Research Shows Religion Plays Greater Role in Lives of Blacks

Article excerpt

From Sunday to Sunday, black Americans attend religious services, pray and read religious materials more often than white Americans, a group of university researchers say.

Researchers at three universities studied stacks of research from over the past 20 years to come up with that report. Although several studies have documented the importance of religion and religious institutions in the lives of black Americans, little research focused on racial differences in religious participation. The new survey is published in the current issue of the Journal for the Scientific Study of Religion.

Even allowing for factors such as income and regional differences, researchers found blacks are more involved in their churches and say religion is important in their lives, the journal article reported. The report did not surprise some African-American pastors in the area, but it disturbed others. "I can't deem if we are more religious than white Americans, but African-Americans have had to seek Christ out of their need, since our need has been so great," said the Rev. Dr. Sammie Jones, pastor of Mount Zion Missionary Baptist Church on South Compton Avenue. "God has always been the only place we could go for consolation." The study showed that as children both blacks and whites have the same amount of religious education and have similar confidence in organized religion. But the way they perceive their own interest in religion differs. For example, in a 1978 survey, 30 percent of blacks said they were very "religious minded," compared with 16 percent of whites. A 1986 Americans' Changing Lives study found 39 percent of black respondents read religious materials at least once a week; 23 percent of white respondents said they read religious materials that often. In the same study, 80 percent of blacks and 52 percent of whites said religion was very important. "There is a real race effect here," said Robert Joseph Taylor of the Institute for Social Research at the University of Michigan.
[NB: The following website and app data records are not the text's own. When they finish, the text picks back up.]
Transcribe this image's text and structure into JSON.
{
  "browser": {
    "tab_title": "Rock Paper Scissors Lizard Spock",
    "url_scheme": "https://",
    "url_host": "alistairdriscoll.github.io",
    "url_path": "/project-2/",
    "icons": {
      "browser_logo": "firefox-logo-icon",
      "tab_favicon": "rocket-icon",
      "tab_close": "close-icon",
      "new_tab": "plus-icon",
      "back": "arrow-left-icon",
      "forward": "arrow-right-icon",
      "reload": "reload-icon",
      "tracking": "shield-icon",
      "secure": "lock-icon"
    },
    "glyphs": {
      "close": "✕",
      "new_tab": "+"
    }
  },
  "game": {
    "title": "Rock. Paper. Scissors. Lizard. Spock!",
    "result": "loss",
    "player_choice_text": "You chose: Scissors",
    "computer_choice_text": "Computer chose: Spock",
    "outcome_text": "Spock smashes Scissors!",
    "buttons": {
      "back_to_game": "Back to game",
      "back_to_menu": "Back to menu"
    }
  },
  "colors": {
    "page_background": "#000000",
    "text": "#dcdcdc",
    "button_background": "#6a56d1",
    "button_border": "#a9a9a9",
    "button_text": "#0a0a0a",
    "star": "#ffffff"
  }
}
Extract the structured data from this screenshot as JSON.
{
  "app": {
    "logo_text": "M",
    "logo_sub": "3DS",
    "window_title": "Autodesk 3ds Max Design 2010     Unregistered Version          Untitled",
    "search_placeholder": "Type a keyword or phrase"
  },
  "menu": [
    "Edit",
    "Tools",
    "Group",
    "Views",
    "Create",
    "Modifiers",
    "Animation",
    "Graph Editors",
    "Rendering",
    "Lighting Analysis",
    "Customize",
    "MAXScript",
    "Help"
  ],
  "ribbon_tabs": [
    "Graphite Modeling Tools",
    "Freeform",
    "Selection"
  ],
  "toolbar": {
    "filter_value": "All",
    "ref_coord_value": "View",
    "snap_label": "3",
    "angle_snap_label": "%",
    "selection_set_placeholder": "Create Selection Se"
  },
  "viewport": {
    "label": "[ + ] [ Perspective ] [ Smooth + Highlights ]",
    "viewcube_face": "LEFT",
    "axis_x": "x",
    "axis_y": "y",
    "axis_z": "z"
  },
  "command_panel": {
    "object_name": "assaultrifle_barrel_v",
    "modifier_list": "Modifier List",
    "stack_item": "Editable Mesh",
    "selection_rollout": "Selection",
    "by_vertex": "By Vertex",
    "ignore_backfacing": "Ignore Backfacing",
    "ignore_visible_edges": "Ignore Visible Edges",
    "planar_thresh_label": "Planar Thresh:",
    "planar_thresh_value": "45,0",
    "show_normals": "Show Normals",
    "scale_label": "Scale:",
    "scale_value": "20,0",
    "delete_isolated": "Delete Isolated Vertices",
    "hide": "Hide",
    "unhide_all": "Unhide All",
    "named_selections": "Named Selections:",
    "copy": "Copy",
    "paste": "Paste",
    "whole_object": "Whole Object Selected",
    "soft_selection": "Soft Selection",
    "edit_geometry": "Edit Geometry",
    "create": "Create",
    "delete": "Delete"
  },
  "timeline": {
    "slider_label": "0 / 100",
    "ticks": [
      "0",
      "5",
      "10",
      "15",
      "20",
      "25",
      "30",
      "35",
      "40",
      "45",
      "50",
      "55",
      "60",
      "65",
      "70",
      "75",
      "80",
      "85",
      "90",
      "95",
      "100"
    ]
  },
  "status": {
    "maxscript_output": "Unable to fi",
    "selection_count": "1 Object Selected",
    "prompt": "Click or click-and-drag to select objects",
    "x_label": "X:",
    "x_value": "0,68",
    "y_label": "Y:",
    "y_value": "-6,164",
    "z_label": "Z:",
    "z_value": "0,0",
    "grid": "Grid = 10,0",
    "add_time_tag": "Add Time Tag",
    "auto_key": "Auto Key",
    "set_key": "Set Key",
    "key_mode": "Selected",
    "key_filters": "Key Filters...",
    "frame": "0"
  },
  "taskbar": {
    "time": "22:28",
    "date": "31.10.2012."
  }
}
Taylor and Linda M. Chatters of the University of Michigan, Rukmalie Jayakody of Pennsylvania State University and Jeffrey S. Levin of Eastern Virginia Medical School examined six national studies done between 1976 and 1987 at the Institute for Social Research at Michigan and the annual General Social Surveys of 1972 to 1990, collected by the National Opinion Research Center at the University of Chicago. …